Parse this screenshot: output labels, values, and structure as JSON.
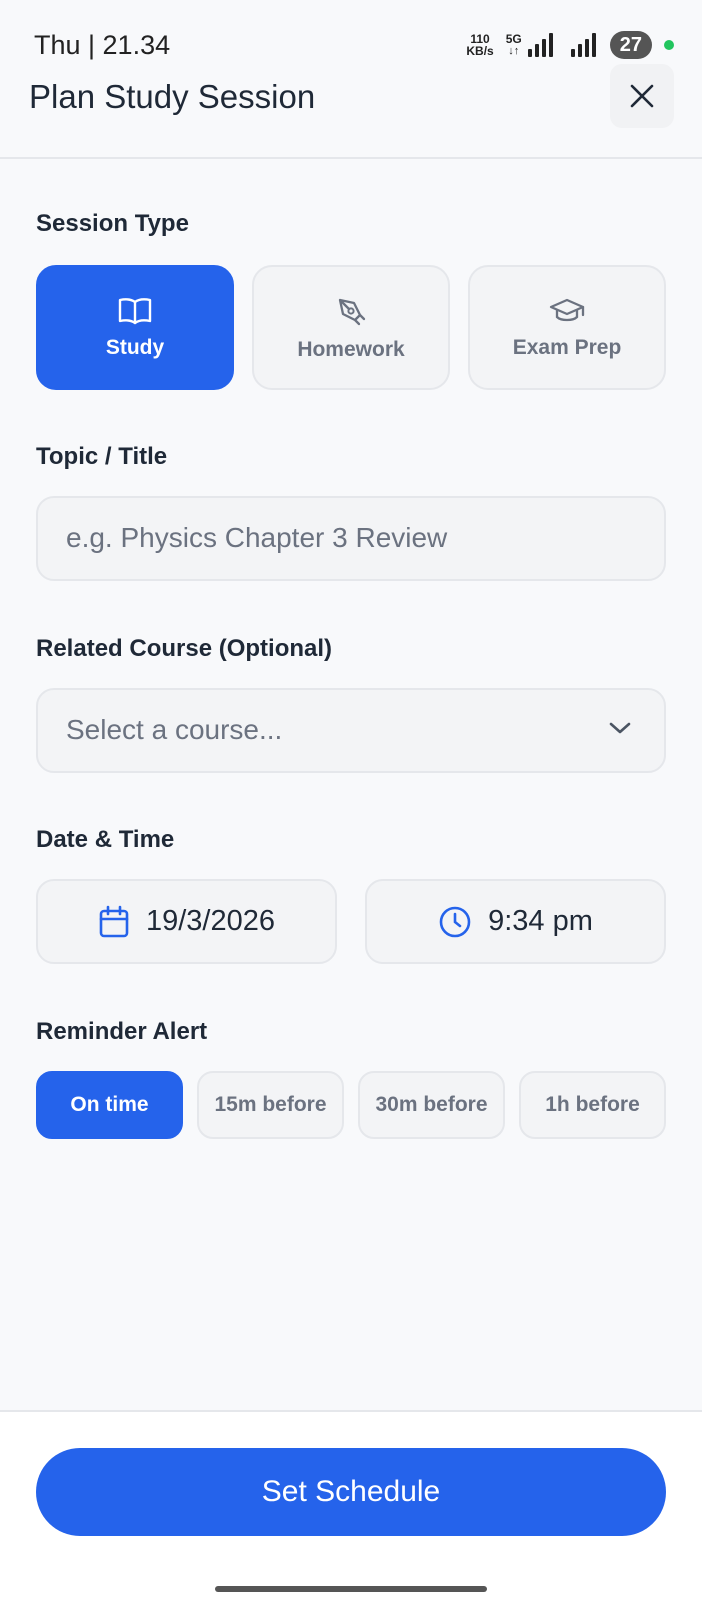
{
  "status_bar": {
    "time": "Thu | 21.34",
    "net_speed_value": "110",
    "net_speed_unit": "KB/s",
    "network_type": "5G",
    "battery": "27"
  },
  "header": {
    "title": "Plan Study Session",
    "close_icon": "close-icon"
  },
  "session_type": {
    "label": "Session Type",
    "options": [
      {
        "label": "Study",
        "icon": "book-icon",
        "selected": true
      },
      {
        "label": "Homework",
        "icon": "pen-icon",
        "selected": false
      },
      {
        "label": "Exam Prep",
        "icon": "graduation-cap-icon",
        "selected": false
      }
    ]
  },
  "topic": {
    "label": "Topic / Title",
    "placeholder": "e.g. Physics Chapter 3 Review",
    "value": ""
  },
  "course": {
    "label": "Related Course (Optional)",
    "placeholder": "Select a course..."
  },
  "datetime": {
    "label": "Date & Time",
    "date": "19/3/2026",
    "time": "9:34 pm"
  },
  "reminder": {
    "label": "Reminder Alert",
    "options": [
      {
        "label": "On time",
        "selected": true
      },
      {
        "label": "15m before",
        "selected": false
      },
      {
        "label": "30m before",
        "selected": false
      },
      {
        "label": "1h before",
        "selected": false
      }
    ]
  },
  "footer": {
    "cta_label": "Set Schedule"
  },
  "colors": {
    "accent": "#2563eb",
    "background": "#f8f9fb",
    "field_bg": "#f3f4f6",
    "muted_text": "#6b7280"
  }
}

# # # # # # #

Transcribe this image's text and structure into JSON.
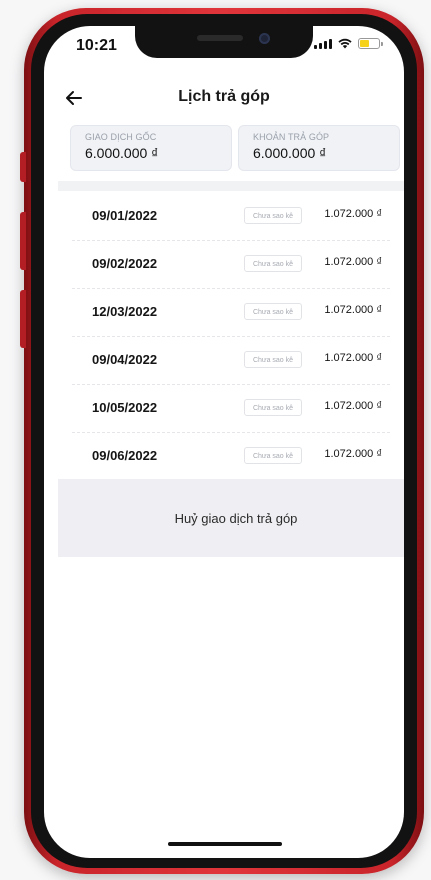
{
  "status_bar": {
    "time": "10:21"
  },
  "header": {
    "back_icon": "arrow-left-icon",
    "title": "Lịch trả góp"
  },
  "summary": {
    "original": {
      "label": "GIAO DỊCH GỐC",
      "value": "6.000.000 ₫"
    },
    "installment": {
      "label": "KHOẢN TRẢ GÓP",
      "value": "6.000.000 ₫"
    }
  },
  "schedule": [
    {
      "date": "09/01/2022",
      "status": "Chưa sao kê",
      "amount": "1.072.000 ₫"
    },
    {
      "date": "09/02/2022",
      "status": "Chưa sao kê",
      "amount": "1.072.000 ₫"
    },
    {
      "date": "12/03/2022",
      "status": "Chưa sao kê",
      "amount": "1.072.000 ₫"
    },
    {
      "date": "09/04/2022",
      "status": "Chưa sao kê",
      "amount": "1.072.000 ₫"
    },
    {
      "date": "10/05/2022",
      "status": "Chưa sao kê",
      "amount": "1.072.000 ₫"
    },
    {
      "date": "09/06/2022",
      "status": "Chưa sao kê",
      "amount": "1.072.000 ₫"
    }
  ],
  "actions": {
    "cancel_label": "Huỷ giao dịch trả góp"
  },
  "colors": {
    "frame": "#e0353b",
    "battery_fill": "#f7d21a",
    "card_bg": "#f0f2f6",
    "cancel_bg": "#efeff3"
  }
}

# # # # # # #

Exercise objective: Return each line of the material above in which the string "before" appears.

Reply:
        "label": "15m before",
        "label": "30m before",
        "label": "1h before",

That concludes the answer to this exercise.